Tuesday, May 29, 2012

Suu Kyi to meet Burmese migrants in Thailand

Tuesday, 29 May 2012 14:42 Mizzima News

During her visit to Thailand to attend the World Economic Forum starting on Wednesday, Aung San Suu Kyi will visit Burmese migrants to see working and living conditions and visit a local National Verification Center, according to migrant worker advocates.

Burmese opposition leader Aung San Suu Kyi wears France's highest civilian medal, the Legion d'Honneur, which was presented to her by French Foreign Minister Alain Juppe at a reception in Rangoon in March. With her is senior leader Tin Oo of the National League for Democracy.
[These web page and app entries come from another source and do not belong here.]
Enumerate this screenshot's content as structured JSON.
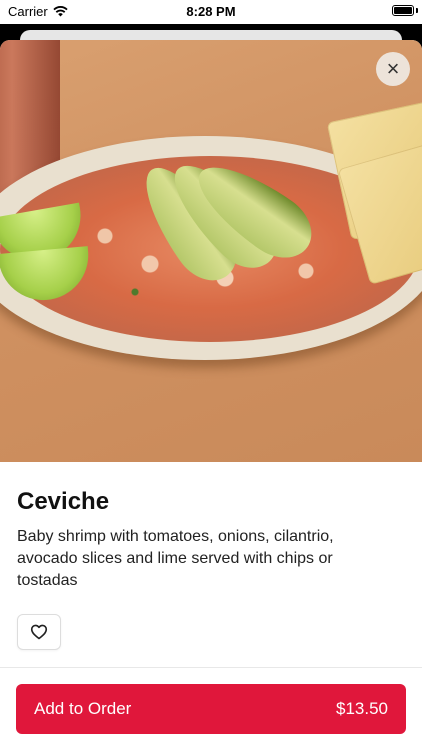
{
  "status_bar": {
    "carrier": "Carrier",
    "time": "8:28 PM"
  },
  "item": {
    "name": "Ceviche",
    "description": "Baby shrimp with tomatoes, onions, cilantrio, avocado slices and lime served with chips or tostadas",
    "price": "$13.50"
  },
  "actions": {
    "close_label": "×",
    "add_to_order_label": "Add to Order"
  },
  "icons": {
    "close": "close-icon",
    "favorite": "heart-outline-icon",
    "wifi": "wifi-icon",
    "battery": "battery-icon"
  },
  "colors": {
    "accent": "#e0173b"
  }
}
Photo: Mizzima

She is scheduled to visit the National Verification Center in the Aur Arthon Housing Project in Thajin, Samut Sakhon Province, tour a shrimp market and meet Burmese migrant workers and their families at a migrant learning center.

Suu Kyi is expected to garner vast media attention at the World Economic Forum, which may have been a factor in causing Burmese President Thein Sein to cancel his attendance at the three-day event. He said he would come in Thailand soon at a later date.
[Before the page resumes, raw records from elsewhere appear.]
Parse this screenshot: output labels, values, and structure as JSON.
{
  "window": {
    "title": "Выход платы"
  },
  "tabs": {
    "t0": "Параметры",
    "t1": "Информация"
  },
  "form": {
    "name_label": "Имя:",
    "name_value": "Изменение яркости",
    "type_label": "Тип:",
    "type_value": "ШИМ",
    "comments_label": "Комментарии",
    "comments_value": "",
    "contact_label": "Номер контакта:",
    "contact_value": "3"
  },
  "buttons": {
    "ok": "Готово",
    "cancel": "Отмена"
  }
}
The Burmese Minister of Energy U Than Htay will officially represent the government at the gathering.

An aide to Suu Kyi told The Bangkok Post that she would visit Samut Sakhon's Mahachai District, which is home to hundreds of thousands of Burmese migrant workers.

The Nobel laureate may also visit a refugee camp in Tha Song Yang District in Tak province, opposite Myawaddy, Burma, and she may visit the Mae Tao clinic, and meet a group of exiled activists based in the province, said the newspaper. That visit has been tentatively arranged for Saturday.

Suu Kyi's talks with exiled dissidents who have worked closely with democracy forces inside Burma play a large role in determining whether the country’s reconciliation efforts have the support of the exiled population.

On Tuesday, the exiled Karen Women’s Organization (KWO) released an open letter to Suu Kyi, saying the Burmese refugee community in Thailand is “currently living with a great deal of uncertainty and worry due to the changing position of international communities regarding continuing support here and possible repatriation during these fragile peace negotiations.”

Part of KWO's focus is to conduct consultation with communities on the issue of return to Burma.

“Like you, we believe women have an important role in moving these issues forward as we have always had a vital role in maintaining and sustaining our community,” said the statement.

The KWO works in all seven Karen refugee camps and in Karen State.

“We have more than 49,000 Karen women who are members of our organization,” the statement said. “We provide services to our community like special education, safe houses for women who are victims of gender based violence, nursery schools, along with leadership development and women’s direct involvement in the peace talks.”

Leave a Reply